Page and application data records:

Start of Block

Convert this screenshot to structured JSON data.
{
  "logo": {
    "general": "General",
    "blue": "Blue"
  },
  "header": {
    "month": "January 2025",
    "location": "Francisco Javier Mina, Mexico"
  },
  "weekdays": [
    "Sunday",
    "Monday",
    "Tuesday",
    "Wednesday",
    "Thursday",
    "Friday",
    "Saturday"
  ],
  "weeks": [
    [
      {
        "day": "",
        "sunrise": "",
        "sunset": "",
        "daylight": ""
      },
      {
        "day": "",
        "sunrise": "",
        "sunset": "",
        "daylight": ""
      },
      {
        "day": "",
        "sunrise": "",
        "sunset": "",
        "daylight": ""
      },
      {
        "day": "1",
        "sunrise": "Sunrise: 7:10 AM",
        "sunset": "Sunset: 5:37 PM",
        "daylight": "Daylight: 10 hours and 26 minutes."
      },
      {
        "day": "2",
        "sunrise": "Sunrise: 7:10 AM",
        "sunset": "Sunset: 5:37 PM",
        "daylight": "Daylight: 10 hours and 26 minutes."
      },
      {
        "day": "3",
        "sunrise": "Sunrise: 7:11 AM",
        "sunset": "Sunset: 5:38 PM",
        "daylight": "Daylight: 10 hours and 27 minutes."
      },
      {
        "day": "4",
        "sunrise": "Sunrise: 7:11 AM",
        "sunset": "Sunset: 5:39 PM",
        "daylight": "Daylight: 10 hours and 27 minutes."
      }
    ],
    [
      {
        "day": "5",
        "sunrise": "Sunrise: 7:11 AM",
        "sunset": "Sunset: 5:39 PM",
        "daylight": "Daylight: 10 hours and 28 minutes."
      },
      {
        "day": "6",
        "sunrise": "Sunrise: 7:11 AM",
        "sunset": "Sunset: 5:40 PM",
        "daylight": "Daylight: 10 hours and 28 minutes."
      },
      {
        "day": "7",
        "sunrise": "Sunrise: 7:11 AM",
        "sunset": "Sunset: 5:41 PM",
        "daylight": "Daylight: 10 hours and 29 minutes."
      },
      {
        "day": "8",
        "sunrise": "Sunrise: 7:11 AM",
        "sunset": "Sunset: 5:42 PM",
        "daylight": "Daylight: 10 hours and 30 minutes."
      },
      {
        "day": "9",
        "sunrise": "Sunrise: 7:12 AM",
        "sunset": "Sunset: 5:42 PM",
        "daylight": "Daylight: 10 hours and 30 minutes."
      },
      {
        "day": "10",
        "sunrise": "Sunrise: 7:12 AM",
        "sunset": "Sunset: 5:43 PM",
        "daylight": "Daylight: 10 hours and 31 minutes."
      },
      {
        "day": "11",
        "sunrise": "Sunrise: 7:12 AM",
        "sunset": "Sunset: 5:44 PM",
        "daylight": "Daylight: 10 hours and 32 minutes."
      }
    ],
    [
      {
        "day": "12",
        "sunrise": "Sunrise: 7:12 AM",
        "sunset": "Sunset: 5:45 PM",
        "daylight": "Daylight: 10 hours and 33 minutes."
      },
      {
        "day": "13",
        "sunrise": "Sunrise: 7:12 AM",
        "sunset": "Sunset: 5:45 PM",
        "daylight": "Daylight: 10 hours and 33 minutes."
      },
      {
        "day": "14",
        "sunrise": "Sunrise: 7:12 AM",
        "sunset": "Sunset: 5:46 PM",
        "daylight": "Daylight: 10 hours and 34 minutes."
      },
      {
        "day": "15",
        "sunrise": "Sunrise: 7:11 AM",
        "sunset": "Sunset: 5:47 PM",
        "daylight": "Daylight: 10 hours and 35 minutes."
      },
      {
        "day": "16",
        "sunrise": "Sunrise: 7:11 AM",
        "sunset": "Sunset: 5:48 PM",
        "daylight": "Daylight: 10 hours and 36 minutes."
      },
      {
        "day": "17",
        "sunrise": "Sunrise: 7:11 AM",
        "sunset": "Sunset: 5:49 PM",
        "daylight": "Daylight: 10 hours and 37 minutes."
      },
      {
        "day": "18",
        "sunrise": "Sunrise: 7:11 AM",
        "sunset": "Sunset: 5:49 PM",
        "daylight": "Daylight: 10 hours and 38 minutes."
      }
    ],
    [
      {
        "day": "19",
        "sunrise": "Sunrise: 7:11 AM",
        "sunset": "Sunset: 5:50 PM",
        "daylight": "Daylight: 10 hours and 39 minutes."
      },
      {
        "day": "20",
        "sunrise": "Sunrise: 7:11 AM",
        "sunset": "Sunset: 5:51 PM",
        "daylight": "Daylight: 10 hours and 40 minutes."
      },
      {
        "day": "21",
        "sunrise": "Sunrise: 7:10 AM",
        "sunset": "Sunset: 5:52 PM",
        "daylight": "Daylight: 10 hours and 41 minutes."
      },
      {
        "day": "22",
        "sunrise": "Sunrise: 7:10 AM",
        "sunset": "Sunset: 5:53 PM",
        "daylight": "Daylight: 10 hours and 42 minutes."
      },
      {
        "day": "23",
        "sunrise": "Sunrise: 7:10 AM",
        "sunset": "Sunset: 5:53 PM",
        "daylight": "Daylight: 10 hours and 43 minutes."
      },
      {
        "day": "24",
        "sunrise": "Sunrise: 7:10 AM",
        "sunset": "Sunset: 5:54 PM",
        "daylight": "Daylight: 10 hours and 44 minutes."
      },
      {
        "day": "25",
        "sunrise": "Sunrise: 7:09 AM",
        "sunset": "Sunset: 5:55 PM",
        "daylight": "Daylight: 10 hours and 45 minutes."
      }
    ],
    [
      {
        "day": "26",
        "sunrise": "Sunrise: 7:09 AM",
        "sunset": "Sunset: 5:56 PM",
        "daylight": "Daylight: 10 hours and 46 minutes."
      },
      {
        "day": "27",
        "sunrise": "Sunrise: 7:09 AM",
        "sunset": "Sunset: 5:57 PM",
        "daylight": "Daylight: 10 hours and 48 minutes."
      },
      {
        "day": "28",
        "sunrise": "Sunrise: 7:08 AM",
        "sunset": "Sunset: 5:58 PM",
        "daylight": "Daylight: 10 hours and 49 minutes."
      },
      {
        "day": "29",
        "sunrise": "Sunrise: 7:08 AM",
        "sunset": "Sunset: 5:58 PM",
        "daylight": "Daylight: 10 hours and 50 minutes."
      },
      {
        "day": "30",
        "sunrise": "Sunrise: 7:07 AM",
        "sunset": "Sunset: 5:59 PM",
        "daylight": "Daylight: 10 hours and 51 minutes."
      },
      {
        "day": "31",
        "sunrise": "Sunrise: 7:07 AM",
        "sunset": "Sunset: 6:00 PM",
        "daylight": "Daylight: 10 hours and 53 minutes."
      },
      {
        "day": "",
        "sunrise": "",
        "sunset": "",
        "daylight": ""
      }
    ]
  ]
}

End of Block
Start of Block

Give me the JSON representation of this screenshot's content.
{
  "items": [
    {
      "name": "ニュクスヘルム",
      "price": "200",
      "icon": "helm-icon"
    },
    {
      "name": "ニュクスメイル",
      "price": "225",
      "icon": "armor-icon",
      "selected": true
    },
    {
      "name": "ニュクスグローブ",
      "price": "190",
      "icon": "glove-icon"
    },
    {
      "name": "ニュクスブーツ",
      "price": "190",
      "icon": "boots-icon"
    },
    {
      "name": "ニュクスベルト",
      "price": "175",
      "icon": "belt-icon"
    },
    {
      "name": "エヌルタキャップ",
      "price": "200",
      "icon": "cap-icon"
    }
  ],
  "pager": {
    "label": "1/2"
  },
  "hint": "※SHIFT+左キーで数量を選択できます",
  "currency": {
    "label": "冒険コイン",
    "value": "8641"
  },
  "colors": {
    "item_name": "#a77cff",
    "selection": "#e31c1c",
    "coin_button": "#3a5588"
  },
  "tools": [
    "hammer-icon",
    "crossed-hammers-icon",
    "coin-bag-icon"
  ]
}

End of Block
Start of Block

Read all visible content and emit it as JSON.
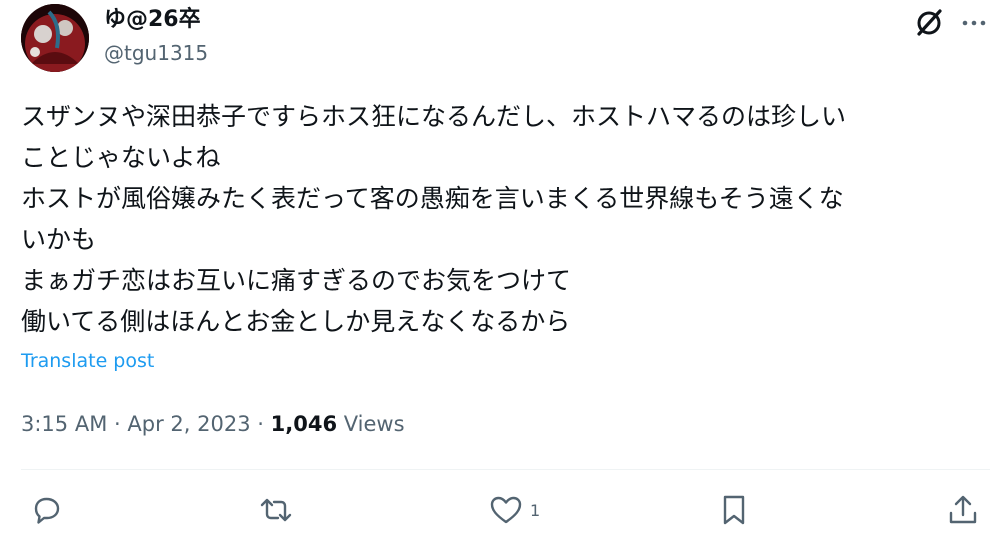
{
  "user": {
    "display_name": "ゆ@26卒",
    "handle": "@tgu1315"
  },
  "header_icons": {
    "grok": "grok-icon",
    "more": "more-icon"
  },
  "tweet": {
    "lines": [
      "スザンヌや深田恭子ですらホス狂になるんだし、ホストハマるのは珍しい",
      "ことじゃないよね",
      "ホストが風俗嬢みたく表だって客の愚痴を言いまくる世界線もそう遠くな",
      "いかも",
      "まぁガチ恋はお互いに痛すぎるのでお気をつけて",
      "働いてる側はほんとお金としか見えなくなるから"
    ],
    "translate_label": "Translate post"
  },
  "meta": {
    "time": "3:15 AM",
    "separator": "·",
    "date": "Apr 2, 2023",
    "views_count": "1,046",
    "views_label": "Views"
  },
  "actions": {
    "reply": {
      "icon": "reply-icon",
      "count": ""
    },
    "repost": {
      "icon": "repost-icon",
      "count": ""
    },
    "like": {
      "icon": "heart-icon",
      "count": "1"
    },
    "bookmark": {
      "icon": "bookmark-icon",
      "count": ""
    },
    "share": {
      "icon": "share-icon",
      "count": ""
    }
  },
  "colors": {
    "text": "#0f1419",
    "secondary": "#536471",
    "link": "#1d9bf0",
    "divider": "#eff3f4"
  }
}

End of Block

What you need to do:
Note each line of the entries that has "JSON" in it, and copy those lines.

Solution to the problem:
Convert this screenshot to structured JSON data.
Give me the JSON representation of this screenshot's content.
Read all visible content and emit it as JSON.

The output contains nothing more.